5. NOSFERATU Directed by F.W. Murnau
The creepiest vampire movie ever made, with Max Schreck as the creepiest movie vampire ever.
6. DIE NIBELUNGEN Directed by Fritz Lang
A stupendous, mammoth four-plus hour-long fantasy tale, the silent movie equivalent of THE LORD OF THE RINGS.
7. SHERLOCK, JR. Directed by Buster Keaton
8. THE NAVIGATOR Directed by Buster Keaton and Donald Crisp
Yes, two more Keaton classics. Buster is definitely my favorite silent film performer of all time, and any film he made in the silent era is worthy of multiple viewings.
My favorite silent movie performer of them all: Buster Keaton
9. THE CABINET OF DR. CALIGARI Directed by Robert Wiene
An obvious choice, but an important one. There still hasn't been anything quite like it since it was made about 100 years ago.
Usually with a list like this I have at least ten titles. I racked my brain trying to pick a #10, but I couldn't come to a decision. So instead I'll list some personal favorites and recommendations from my home video library. I'm sure a lot of these titles will sound like the Usual Suspects of Silent Film, but I make no claim on being an expert on this genre. There are many, many people out there who know far, far more about silent cinema than I do.
Other favorites and recommendations:
More films directed by Fritz Lang: the stupendous DR. MABUSE, DESTINY, and SPIES.
Films with Louise Brooks: PANDORA'S BOX, IT'S THE OLD ARMY GAME, BEGGARS OF LIFE
World War One Films: THE BIG PARADE, WINGS
Films with Douglas Fairbanks: THE THIEF OF BAGDAD, THE BLACK PIRATE
Films with Harold Lloyd: Most know about SAFETY LAST! and THE FRESHMAN, and those are excellent....but also check out THE KID BROTHER, GRANDMA'S BOY, and SPEEDY.
Films directed by F.W. Murnau: FAUST, THE LAST LAUGH, SUNRISE
Films directed by John Ford: THE IRON HORSE, FOUR SONS

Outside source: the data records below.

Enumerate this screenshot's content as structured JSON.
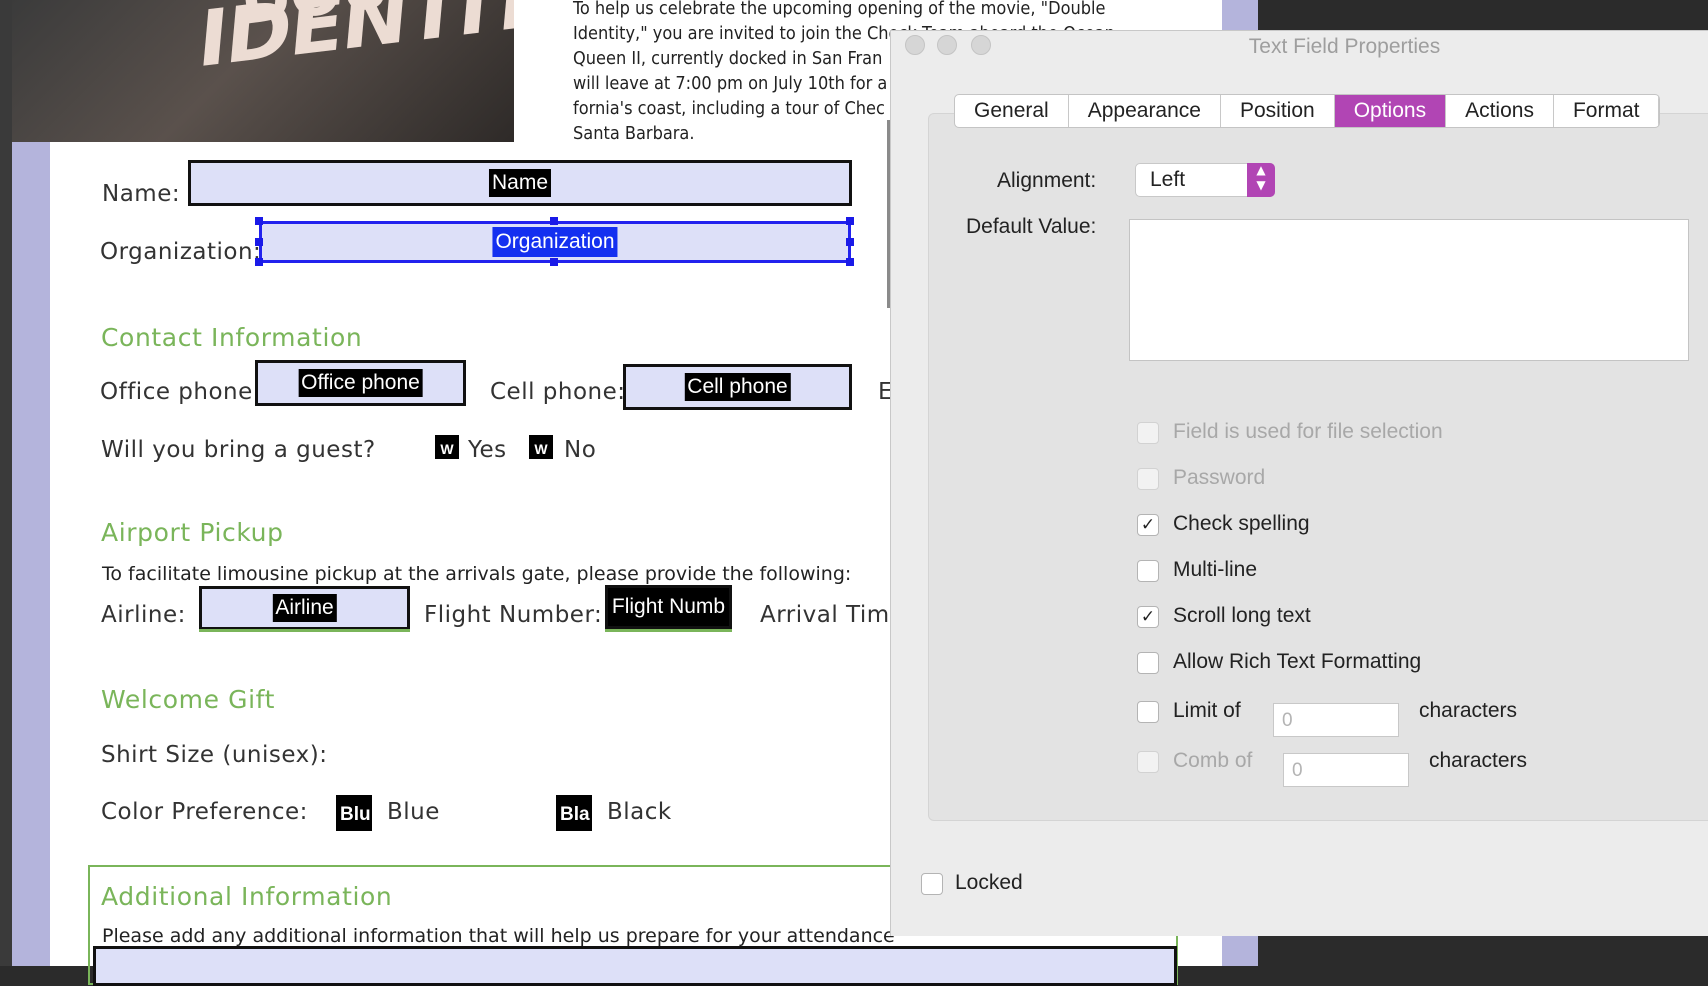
{
  "poster": {
    "title": "IDENTITY",
    "title_top": "DOU"
  },
  "intro_lines": [
    "To help us celebrate the upcoming opening of the movie, \"Double",
    "Identity,\" you are invited to join the Check Team aboard the Ocean",
    "Queen II, currently docked in San Fran",
    "will leave at 7:00 pm on July 10th for a",
    "fornia's coast, including a tour of Chec",
    "Santa Barbara."
  ],
  "form": {
    "name_label": "Name:",
    "name_field": "Name",
    "org_label": "Organization:",
    "org_field": "Organization",
    "contact_heading": "Contact Information",
    "office_label": "Office phone:",
    "office_field": "Office phone",
    "cell_label": "Cell phone:",
    "cell_field": "Cell phone",
    "email_initial": "E",
    "guest_label": "Will you bring a guest?",
    "guest_yes": "Yes",
    "guest_no": "No",
    "guest_box_glyph": "W",
    "airport_heading": "Airport Pickup",
    "airport_text": "To facilitate limousine pickup at the arrivals gate, please provide the following:",
    "airline_label": "Airline:",
    "airline_field": "Airline",
    "flight_label": "Flight Number:",
    "flight_field": "Flight Numb",
    "arrival_label": "Arrival Time",
    "gift_heading": "Welcome Gift",
    "shirt_label": "Shirt Size (unisex):",
    "color_label": "Color Preference:",
    "blue_box": "Blu",
    "blue_label": "Blue",
    "black_box": "Bla",
    "black_label": "Black",
    "additional_heading": "Additional Information",
    "additional_text": "Please add any additional information that will help us prepare for your attendance"
  },
  "dialog": {
    "title": "Text Field Properties",
    "tabs": [
      "General",
      "Appearance",
      "Position",
      "Options",
      "Actions",
      "Format"
    ],
    "active_tab": "Options",
    "alignment_label": "Alignment:",
    "alignment_value": "Left",
    "default_value_label": "Default Value:",
    "default_value": "",
    "options": [
      {
        "label": "Field is used for file selection",
        "checked": false,
        "enabled": false
      },
      {
        "label": "Password",
        "checked": false,
        "enabled": false
      },
      {
        "label": "Check spelling",
        "checked": true,
        "enabled": true
      },
      {
        "label": "Multi-line",
        "checked": false,
        "enabled": true
      },
      {
        "label": "Scroll long text",
        "checked": true,
        "enabled": true
      },
      {
        "label": "Allow Rich Text Formatting",
        "checked": false,
        "enabled": true
      }
    ],
    "limit_label": "Limit of",
    "limit_value": "0",
    "limit_suffix": "characters",
    "comb_label": "Comb of",
    "comb_value": "0",
    "comb_suffix": "characters",
    "locked_label": "Locked",
    "check_glyph": "✓"
  },
  "colors": {
    "accent": "#b145b4",
    "section_green": "#7ab55a",
    "field_fill": "#dde0f8",
    "selection_blue": "#1430f0"
  }
}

Films with Lon Chaney: Just about all of Chaney's collaborations with Tod Browning are interesting, especially THE UNKNOWN and THE UNHOLY THREE. I also recommend THE PENALTY. The Chaney THE HUNCHBACK OF NOTRE DAME is worth watching only for his performance--the scenes in which he doesn't appear are rather dull.
Films directed by Paul Leni: THE CAT AND THE CANARY, THE MAN WHO LAUGHS, WAXWORKS

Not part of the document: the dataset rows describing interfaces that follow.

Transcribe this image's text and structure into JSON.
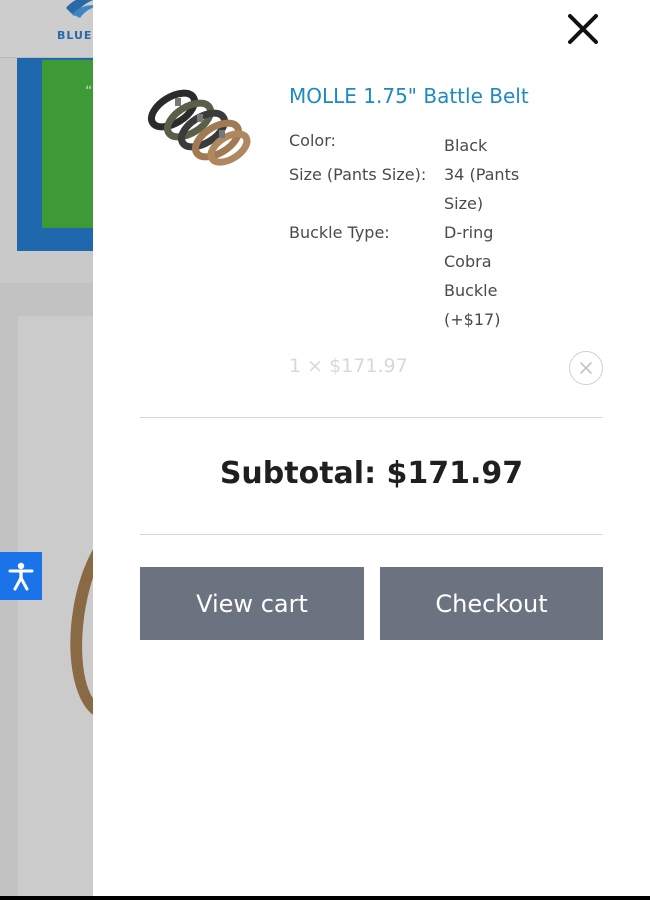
{
  "background": {
    "logo_text": "BLUE",
    "quote_mark": "“"
  },
  "drawer": {
    "item": {
      "title": "MOLLE 1.75\" Battle Belt",
      "variations": [
        {
          "label": "Color:",
          "value": "Black"
        },
        {
          "label": "Size (Pants Size):",
          "value": "34 (Pants Size)"
        },
        {
          "label": "Buckle Type:",
          "value": "D-ring Cobra Buckle (+$17)"
        }
      ],
      "quantity_price": "1 × $171.97"
    },
    "subtotal": "Subtotal: $171.97",
    "buttons": {
      "view_cart": "View cart",
      "checkout": "Checkout"
    }
  },
  "icons": {
    "close": "close-icon",
    "remove": "remove-item-icon",
    "accessibility": "accessibility-icon"
  },
  "colors": {
    "title_blue": "#1e8ac4",
    "button_gray": "#6b7380",
    "accessibility_blue": "#1a73e8"
  }
}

Serials directed by Louis Feuillade: FANTOMAS, LES VAMPIRES
Films directed by Josef von Sternberg: THE LAST COMMAND, UNDERWORLD

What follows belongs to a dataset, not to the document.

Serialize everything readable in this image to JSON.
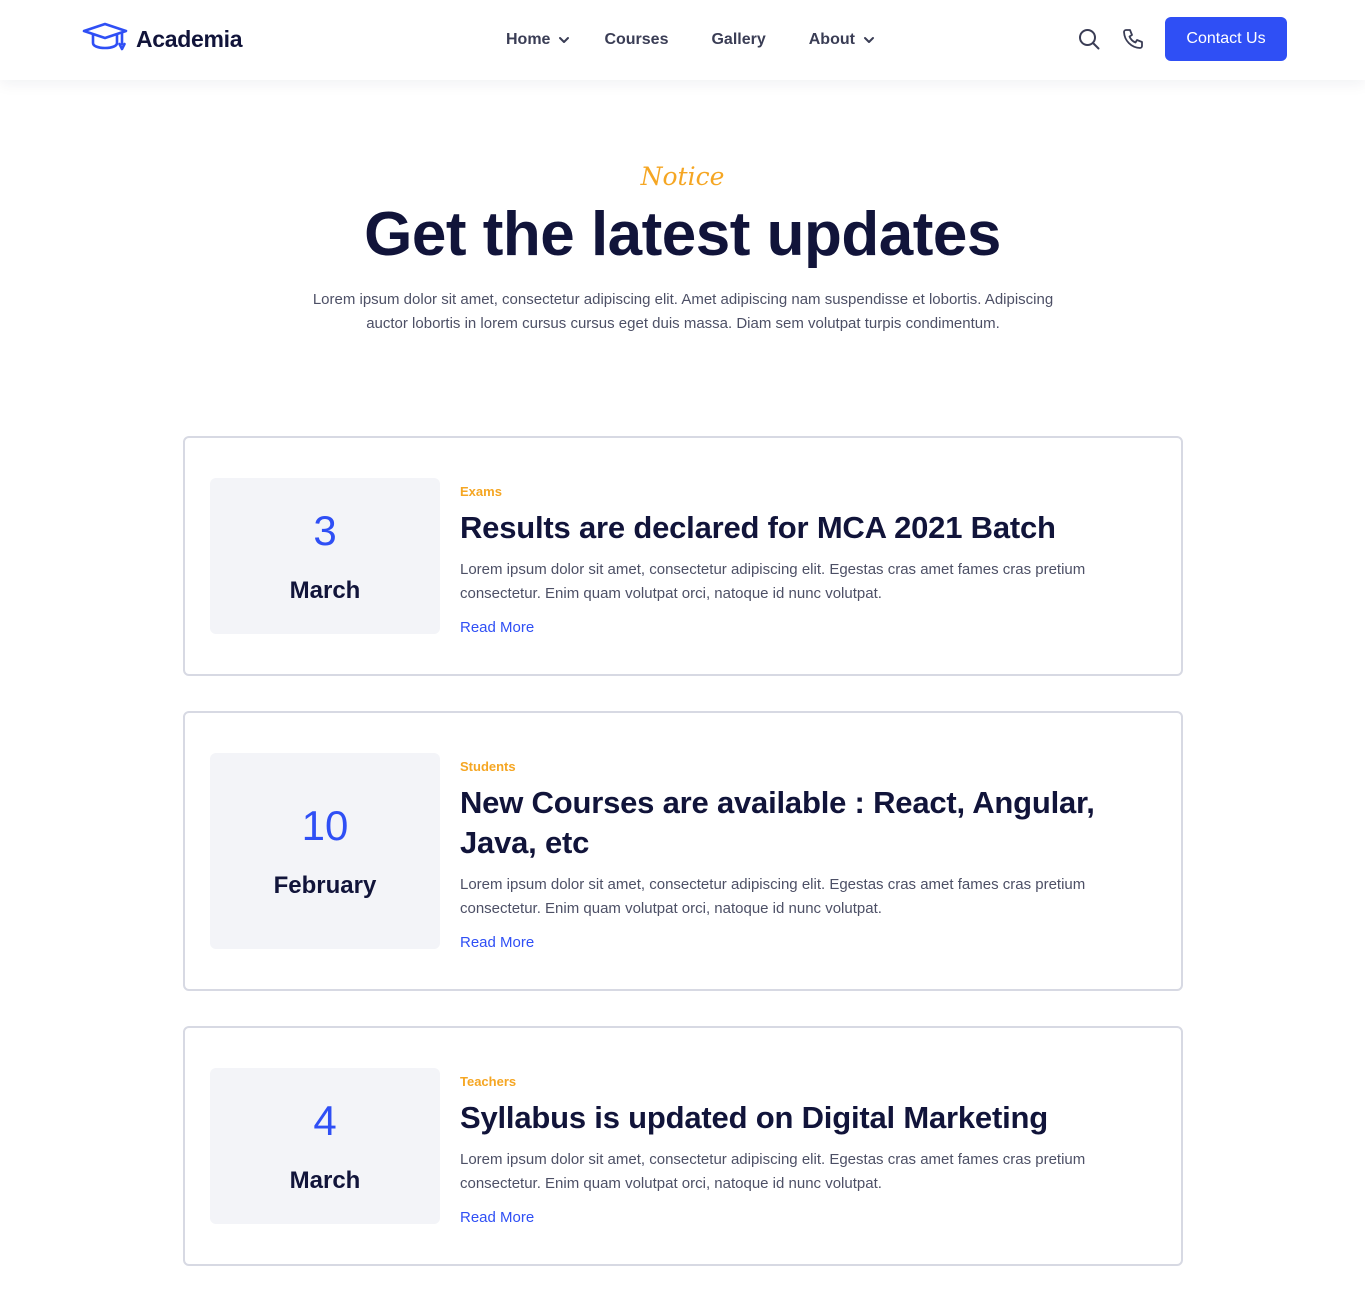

Various other fantastic silent films: THE GOLEM, THE MAGICIAN, THE LOST WORLD, HAXAN
Alfred Hitchcock's THE LODGER
Films directed by Abel Gance: J'ACCUSE! and of course the superlative NAPOLEON (unfortunately I have not yet seen the newest restored version of this film that has been released on home video overseas).
The cinematic works of George Melies.
What about Charlie Chaplin? I certainly respect the man and his work...but honestly, I think Buster Keaton, and even Harold Lloyd, were more innovative. My favorite Chaplin film is THE GOLD RUSH.
And what about D.W. Griffith? Yes, he's an important figure in the history of the cinema...but I find his films rather hard to get through. (And no, it has nothing to do with political correctness.) I've also learned over and over again through silent film experts in print and on the internet that many of the innovations that Griffith is credited with having invented had already been established by other filmmakers.
Many of the titles I have just mentioned are in public domain, and can be viewed on YouTube....but if you really want to watch these films the way they were meant to be seen, you need to find their official releases on home video. Kino by far is the best company when it comes to silent movie releases. Flicker Alley and Criterion are noteworthy for the genre as well.